Finally reunited with his father, Sam finds that it was, in fact, Clu who sent the summons as a way to lure out Kevin and locate a way to shift his army into the real world – bright side? Wifi in 2010 will be more dependable I guess.
Effectively having to act as a partial remake as to get people up to speed who have chosen not to spend 100 minutes of their life watch Jeff Bridges run around in glowing lycra, Tron: Legacy wisely goes the Evil Dead II route and basically reimagines all the first movie’s most iconic moments within it’s first third. This means we get lush, redos of the whizzing disc battles and pulse pounding light cycle duels that was essentially the entire advertising campaign the movie was based upon, but once this section of the story ends, Tron: Legacy shifts from Gladiator with graphics to something more akin to Casablanca with polygons as Sam and Quorra have to negotiate the Grid’s seedy – yet still gorgeous – underworld to gain safe passage from club owner Castor (a wildly flamboyant Michael Sheen channeling equal parts Loki, Ruby Rhod and the Merovingian from the Matrix sequels).
Fittingly for a Tron movie, the visual language it has is beyond reproach – even the Walt Disney logo is rendered in pitch blacks and neon blues – and it works overtime to not only update the glowing world but also the looks of it’s denizens and its various awesome fucking vehicles is nothing short of world class world building while all set to a pulsating score by electronic dance duo, Daft Punk.
Garrett Hedlund does the hero thing to a decent level, but Sam ultimately is a staunch vanilla example of franchise heroism, but Olivia Wilde’s performance as the slinky, inquisitive algorithm Quorra is genuinely engaging as her giant eyes translates well as a sheltered being that’s desperate to learn. “You know Jules Verne?” She equires of Sam at one point and when he replies in the positive her endearing response is “What’s he like?”. Of course there’s no mentioning Tron without bringing up Jeff Bridges and in his duel role as Kevin and Clu (more on him in a minute) you can tell he’s having a,whale of a time playing his iconic character as some sort of hippy, digital holy man while yelling out stuff like “Bio-digital jazz!” when explaining how he, Clu and Tron started recreating this new universe and “You’re messing with my zen thing, man!” when things start to get too hairy. However, not everything manages to live up to the movie’s technical expectations and Bridges’ digital de-aging provides the same knee-jerk reactions of revulsion caused by the dead-eyed humunculi that populated The Polar Express which ultimately means his villain just doesn’t work and is creepy for all the wrong reasons.
Another thing letting Tron: Legacy down is that it obviously is supposed to be the start of a new franchise that still hasn’t surfaced yet despite Jarred Leto’s – of all people – insistence otherwise. This means that some of the story’s most interesting threads are left dangling in the wind.
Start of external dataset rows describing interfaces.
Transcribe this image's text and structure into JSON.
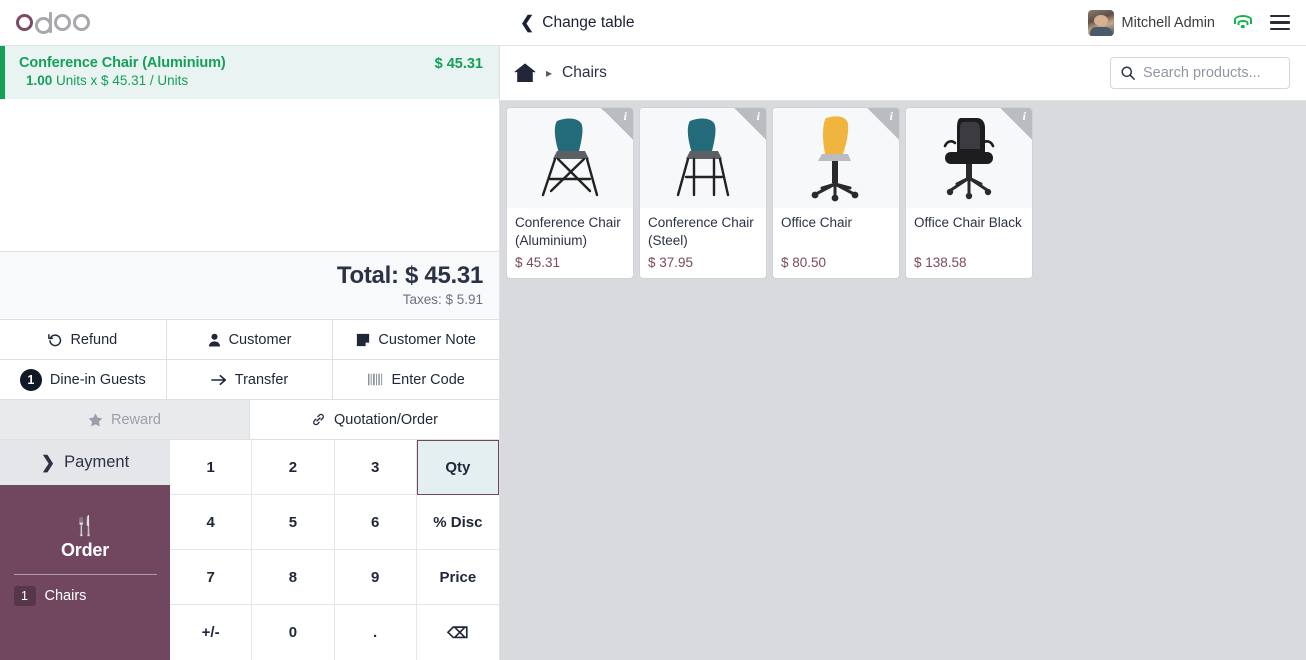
{
  "topbar": {
    "logo": "odoo",
    "change_table_label": "Change table",
    "back_icon": "chevron-left-icon",
    "user_name": "Mitchell Admin",
    "wifi_icon": "wifi-icon",
    "menu_icon": "hamburger-menu-icon"
  },
  "order": {
    "lines": [
      {
        "name": "Conference Chair (Aluminium)",
        "qty": "1.00",
        "detail": "Units x $ 45.31 / Units",
        "price": "$ 45.31",
        "selected": true
      }
    ],
    "total_label": "Total: $ 45.31",
    "taxes_label": "Taxes: $ 5.91"
  },
  "actions": {
    "row1": [
      {
        "label": "Refund",
        "icon": "refund-icon",
        "disabled": false
      },
      {
        "label": "Customer",
        "icon": "user-icon",
        "disabled": false
      },
      {
        "label": "Customer Note",
        "icon": "note-icon",
        "disabled": false
      }
    ],
    "row2": [
      {
        "label": "Dine-in Guests",
        "icon": "guest-count-badge",
        "badge": "1",
        "disabled": false
      },
      {
        "label": "Transfer",
        "icon": "arrow-right-icon",
        "disabled": false
      },
      {
        "label": "Enter Code",
        "icon": "barcode-icon",
        "disabled": false
      }
    ],
    "row3": [
      {
        "label": "Reward",
        "icon": "star-icon",
        "disabled": true
      },
      {
        "label": "Quotation/Order",
        "icon": "link-icon",
        "disabled": false
      }
    ]
  },
  "payment": {
    "label": "Payment",
    "icon": "chevron-right-icon"
  },
  "order_panel": {
    "icon": "utensils-icon",
    "title": "Order",
    "categories": [
      {
        "count": "1",
        "name": "Chairs"
      }
    ],
    "bg_color": "#71475f"
  },
  "numpad": {
    "keys": [
      {
        "label": "1",
        "type": "digit",
        "selected": false
      },
      {
        "label": "2",
        "type": "digit",
        "selected": false
      },
      {
        "label": "3",
        "type": "digit",
        "selected": false
      },
      {
        "label": "Qty",
        "type": "mode",
        "selected": true
      },
      {
        "label": "4",
        "type": "digit",
        "selected": false
      },
      {
        "label": "5",
        "type": "digit",
        "selected": false
      },
      {
        "label": "6",
        "type": "digit",
        "selected": false
      },
      {
        "label": "% Disc",
        "type": "mode",
        "selected": false
      },
      {
        "label": "7",
        "type": "digit",
        "selected": false
      },
      {
        "label": "8",
        "type": "digit",
        "selected": false
      },
      {
        "label": "9",
        "type": "digit",
        "selected": false
      },
      {
        "label": "Price",
        "type": "mode",
        "selected": false
      },
      {
        "label": "+/-",
        "type": "sign",
        "selected": false
      },
      {
        "label": "0",
        "type": "digit",
        "selected": false
      },
      {
        "label": ".",
        "type": "digit",
        "selected": false
      },
      {
        "label": "⌫",
        "type": "backspace",
        "selected": false
      }
    ],
    "selected_mode": "Qty",
    "selected_color": "#e3eff0",
    "selected_border": "#71475f"
  },
  "products_header": {
    "home_icon": "home-icon",
    "separator": "▸",
    "category": "Chairs",
    "search_icon": "search-icon",
    "search_value": "",
    "search_placeholder": "Search products..."
  },
  "products": [
    {
      "name": "Conference Chair (Aluminium)",
      "price": "$ 45.31",
      "info_icon": "info-icon",
      "image": "chair-teal-aluminium"
    },
    {
      "name": "Conference Chair (Steel)",
      "price": "$ 37.95",
      "info_icon": "info-icon",
      "image": "chair-teal-steel"
    },
    {
      "name": "Office Chair",
      "price": "$ 80.50",
      "info_icon": "info-icon",
      "image": "chair-yellow-swivel"
    },
    {
      "name": "Office Chair Black",
      "price": "$ 138.58",
      "info_icon": "info-icon",
      "image": "chair-black-mesh"
    }
  ]
}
Most tantalising of all is the character of Tron himself who is presumed dead but in actuality has been reprogrammed into Rinzler and turned into essentially the movie’s version of Darth Maul; e.g. a duel weaponed henchman that acrobats his way into hogging the movie’s best scenes. It’s weird that the title character of the entire franchise is in the film but has no real role in it (despite Bruce Boxenleiter neatly returning as his programmer Alan Bradley), but then this ends up being part of Tron: Legacy’s most noticable bugs.
While this high res return to an 80’s classic looks stunning and is genuinely intriguing, it’s not particularly exciting and you feel like there’s way too much left to be said by the time the credits roll.
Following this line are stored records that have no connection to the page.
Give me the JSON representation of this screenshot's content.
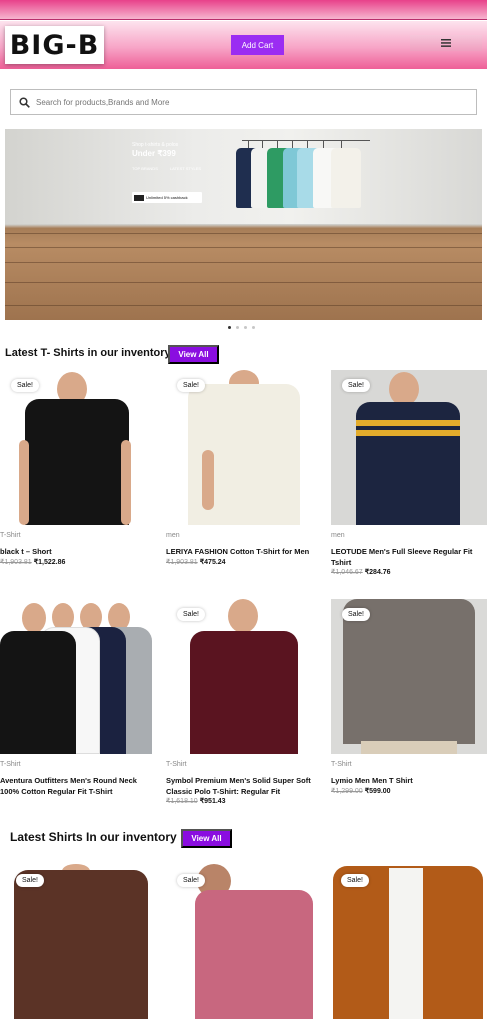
{
  "header": {
    "logo": "BIG-B",
    "add_cart_label": "Add Cart",
    "menu_icon": "hamburger-icon",
    "accent": "#9b2cf2"
  },
  "search": {
    "placeholder": "Search for products,Brands and More",
    "icon": "search-icon"
  },
  "banner": {
    "promo_line": "Shop t-shirts & polos",
    "promo_head": "Under ₹399",
    "tag_left": "TOP BRANDS",
    "tag_right": "LATEST STYLES",
    "cashback": "Unlimited 5% cashback",
    "slides_total": 4,
    "active_slide": 1
  },
  "sections": [
    {
      "title": "Latest T- Shirts in our inventory",
      "view_all": "View All",
      "products": [
        {
          "sale": "Sale!",
          "category": "T-Shirt",
          "name": "black t – Short",
          "old_price": "₹1,903.81",
          "price": "₹1,522.86"
        },
        {
          "sale": "Sale!",
          "category": "men",
          "name": "LERIYA FASHION Cotton T-Shirt for Men",
          "old_price": "₹1,903.81",
          "price": "₹475.24"
        },
        {
          "sale": "Sale!",
          "category": "men",
          "name": "LEOTUDE Men's Full Sleeve Regular Fit Tshirt",
          "old_price": "₹1,046.67",
          "price": "₹284.76"
        },
        {
          "sale": "",
          "category": "T-Shirt",
          "name": "Aventura Outfitters Men's Round Neck 100% Cotton Regular Fit T-Shirt",
          "old_price": "",
          "price": ""
        },
        {
          "sale": "Sale!",
          "category": "T-Shirt",
          "name": "Symbol Premium Men's Solid Super Soft Classic Polo T-Shirt: Regular Fit",
          "old_price": "₹1,618.10",
          "price": "₹951.43"
        },
        {
          "sale": "Sale!",
          "category": "T-Shirt",
          "name": "Lymio Men Men T Shirt",
          "old_price": "₹1,299.00",
          "price": "₹599.00"
        }
      ]
    },
    {
      "title": "Latest Shirts In our inventory",
      "view_all": "View All",
      "products": [
        {
          "sale": "Sale!"
        },
        {
          "sale": "Sale!"
        },
        {
          "sale": "Sale!"
        }
      ]
    }
  ]
}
So, a sci-fi epic that’s before it’s time – technology speaking – that has since ended up having a cult following that strongly desires another entry; I don’t know about you but that sounds like the perfect Tron sequel to me…